“There’s been no improvements in support for black and Asian people to fight against racism and achieve equality. Where’s the help?” he asks. “We had people like Malcolm X and Martin Luther King, and if I’m honest with you, I understand how they feel because if you don’t have support, it means the world can point the finger at you and say you’re the problem.”

Producing Double Discrimination saw many fingers pointed at Rinkoo who at the time, questioned whether he’d done the right thing in opening Pandora’s Box.

“Once the documentary was released, I expected more job opportunities and that people would see this as a positive, but I ended up having to go to the job centre and move back with my parents. That left me questioning if I’d made the right decision to talk about racism at that time because it affected my life massively.”

Rinkoo’s experiences have increased his concerns for younger Deaf people who are outspoken about discrimination on social media, but he encourages them to continue calling it out.

Tired of educating friends 

Exhaustion is a familiar feeling amongst everyone who shared their experiences. They’re especially tired of being told racism is all in their heads while, ironically, having the burden of educating their friends. 

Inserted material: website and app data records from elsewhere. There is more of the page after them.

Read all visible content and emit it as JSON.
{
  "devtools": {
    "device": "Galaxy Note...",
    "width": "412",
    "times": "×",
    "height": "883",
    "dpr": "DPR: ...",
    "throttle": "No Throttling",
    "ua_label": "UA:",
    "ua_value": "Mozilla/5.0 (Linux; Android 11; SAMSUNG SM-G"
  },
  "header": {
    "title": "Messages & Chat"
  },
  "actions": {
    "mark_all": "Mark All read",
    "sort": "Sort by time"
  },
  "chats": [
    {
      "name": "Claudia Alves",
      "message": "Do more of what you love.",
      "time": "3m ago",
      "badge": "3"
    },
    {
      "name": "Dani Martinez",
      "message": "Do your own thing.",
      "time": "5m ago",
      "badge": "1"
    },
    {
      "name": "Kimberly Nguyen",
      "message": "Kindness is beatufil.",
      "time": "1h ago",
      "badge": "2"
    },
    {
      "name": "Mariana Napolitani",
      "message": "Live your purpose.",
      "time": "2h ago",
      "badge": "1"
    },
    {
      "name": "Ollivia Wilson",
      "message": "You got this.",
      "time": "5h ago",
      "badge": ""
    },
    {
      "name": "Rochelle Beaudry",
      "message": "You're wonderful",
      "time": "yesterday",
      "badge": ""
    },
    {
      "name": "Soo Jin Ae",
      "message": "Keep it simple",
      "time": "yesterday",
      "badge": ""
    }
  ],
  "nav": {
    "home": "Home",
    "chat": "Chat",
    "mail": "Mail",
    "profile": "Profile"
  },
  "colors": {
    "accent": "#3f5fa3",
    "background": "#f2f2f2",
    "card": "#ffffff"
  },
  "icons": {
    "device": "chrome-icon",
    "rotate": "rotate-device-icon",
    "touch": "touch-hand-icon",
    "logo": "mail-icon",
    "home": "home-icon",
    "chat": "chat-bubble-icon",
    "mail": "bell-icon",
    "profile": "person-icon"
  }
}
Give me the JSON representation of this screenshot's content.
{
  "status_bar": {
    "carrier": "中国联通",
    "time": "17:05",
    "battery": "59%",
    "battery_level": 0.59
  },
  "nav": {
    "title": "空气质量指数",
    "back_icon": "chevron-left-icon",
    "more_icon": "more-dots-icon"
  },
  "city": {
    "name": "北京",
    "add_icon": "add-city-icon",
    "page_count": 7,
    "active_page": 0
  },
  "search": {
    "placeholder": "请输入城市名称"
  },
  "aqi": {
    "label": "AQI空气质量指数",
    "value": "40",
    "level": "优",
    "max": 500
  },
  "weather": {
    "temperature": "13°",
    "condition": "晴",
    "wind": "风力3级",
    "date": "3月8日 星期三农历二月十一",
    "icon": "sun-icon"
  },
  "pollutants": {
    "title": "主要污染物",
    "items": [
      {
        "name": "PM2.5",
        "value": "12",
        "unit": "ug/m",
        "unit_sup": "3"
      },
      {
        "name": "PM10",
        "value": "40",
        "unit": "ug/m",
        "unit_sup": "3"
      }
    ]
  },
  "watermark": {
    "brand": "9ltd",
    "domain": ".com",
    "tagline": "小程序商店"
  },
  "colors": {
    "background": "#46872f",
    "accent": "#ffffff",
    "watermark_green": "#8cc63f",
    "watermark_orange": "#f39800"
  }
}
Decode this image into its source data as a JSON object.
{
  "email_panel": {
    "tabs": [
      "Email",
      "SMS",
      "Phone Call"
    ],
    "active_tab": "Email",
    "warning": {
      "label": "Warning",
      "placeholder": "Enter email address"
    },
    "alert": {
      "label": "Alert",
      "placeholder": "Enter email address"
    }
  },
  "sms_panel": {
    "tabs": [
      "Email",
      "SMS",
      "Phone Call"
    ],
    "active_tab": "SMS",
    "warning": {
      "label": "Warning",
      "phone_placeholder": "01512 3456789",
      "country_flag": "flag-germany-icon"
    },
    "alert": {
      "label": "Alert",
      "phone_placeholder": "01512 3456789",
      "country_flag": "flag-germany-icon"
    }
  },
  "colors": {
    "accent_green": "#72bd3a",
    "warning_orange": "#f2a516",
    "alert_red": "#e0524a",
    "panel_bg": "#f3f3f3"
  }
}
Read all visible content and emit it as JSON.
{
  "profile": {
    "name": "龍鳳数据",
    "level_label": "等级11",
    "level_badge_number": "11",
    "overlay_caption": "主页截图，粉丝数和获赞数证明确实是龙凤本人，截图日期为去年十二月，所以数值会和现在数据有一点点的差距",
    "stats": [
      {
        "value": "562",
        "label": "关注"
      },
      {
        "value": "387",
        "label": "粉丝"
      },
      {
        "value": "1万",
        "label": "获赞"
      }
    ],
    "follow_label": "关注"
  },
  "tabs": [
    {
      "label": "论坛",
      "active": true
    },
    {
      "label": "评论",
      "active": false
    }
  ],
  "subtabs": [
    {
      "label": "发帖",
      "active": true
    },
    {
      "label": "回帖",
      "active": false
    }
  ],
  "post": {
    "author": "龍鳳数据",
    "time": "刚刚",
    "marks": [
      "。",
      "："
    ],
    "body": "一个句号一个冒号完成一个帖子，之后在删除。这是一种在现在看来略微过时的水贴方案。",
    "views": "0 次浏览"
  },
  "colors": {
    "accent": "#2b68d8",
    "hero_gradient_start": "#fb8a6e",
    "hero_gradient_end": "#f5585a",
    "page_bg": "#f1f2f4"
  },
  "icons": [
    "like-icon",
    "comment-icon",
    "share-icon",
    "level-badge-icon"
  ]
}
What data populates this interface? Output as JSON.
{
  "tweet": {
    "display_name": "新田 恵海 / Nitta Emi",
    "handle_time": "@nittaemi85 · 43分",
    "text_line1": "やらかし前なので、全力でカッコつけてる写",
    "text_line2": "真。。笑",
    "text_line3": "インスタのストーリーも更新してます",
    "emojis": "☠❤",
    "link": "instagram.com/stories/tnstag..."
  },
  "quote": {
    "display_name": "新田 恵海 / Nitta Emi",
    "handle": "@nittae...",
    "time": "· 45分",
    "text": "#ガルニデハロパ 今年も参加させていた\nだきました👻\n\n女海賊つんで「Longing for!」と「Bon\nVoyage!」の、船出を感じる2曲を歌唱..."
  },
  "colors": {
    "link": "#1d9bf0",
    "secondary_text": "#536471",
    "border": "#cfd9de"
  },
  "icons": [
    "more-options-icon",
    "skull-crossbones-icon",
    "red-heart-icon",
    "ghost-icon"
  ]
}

“Why can’t I be here as your friend, not your educator?” Serena*, 23, asks. “There are amazing BAME Deaf creators online and they share fabulous resources regarding racism. Deaf schools need to start educating children about racism. Encourage them to ask questions to BAME Deaf creators and use this knowledge to educate themselves and their peers.”

As the only black person in her friendship group, this can be the very reason her friends don’t believe their comments or actions could be racist because “they have black friends like me,” she says, “I don’t think my Deaf friends see me as black because we’re experiencing the same struggles being deaf in the hearing world.

“One time my friend commented on another black woman’s hair about her wig being fake and trying to be like a white girl. As a black woman, I had to say something, but I was actually scared of being labelled as ‘playing the race card’. When I explained, she said, ‘oh, this is the same experience as me being a deaf person’. This happens a lot. I believe white Deaf people will only change when they understand the difference between racism and ableism.”

As someone who has experienced both casual racism from Deaf people and audism discrimination from hearing people – Nadeem doesn’t believe in the idea of waiting until people are ready to change. “We should be moving forward and if issues arise, we can resolve them by creating new support groups while moving forward…but the number of allies is incredible and the social media posts are non-stop in educating others to be better. I’ve had so many messages asking, ‘how can I be better?’ and it’s touched me that people want to evolve and improve their knowledge to bridge the gap between us.”

In Double Discrimination, then chairman of the British Deaf Association, the late Dr Terry Riley, said the organisation couldn’t fight racism alone and needed evidence of what was happening. Well, this is it again – six years later. Deaf PoC haven’t just begun to share the reality of being a minority within a minority and neither is the Deaf community colourblind. But as we enter a new civil rights movement, their courage is growing while their patience wears thin. They demand respect and to be listened to, better cultural education in Deaf schools, more research and real action from Deaf organisations if they’re serious about dismantling racism in the Deaf community and the bullying culture alongside it. 

*Names have been changed to protect identities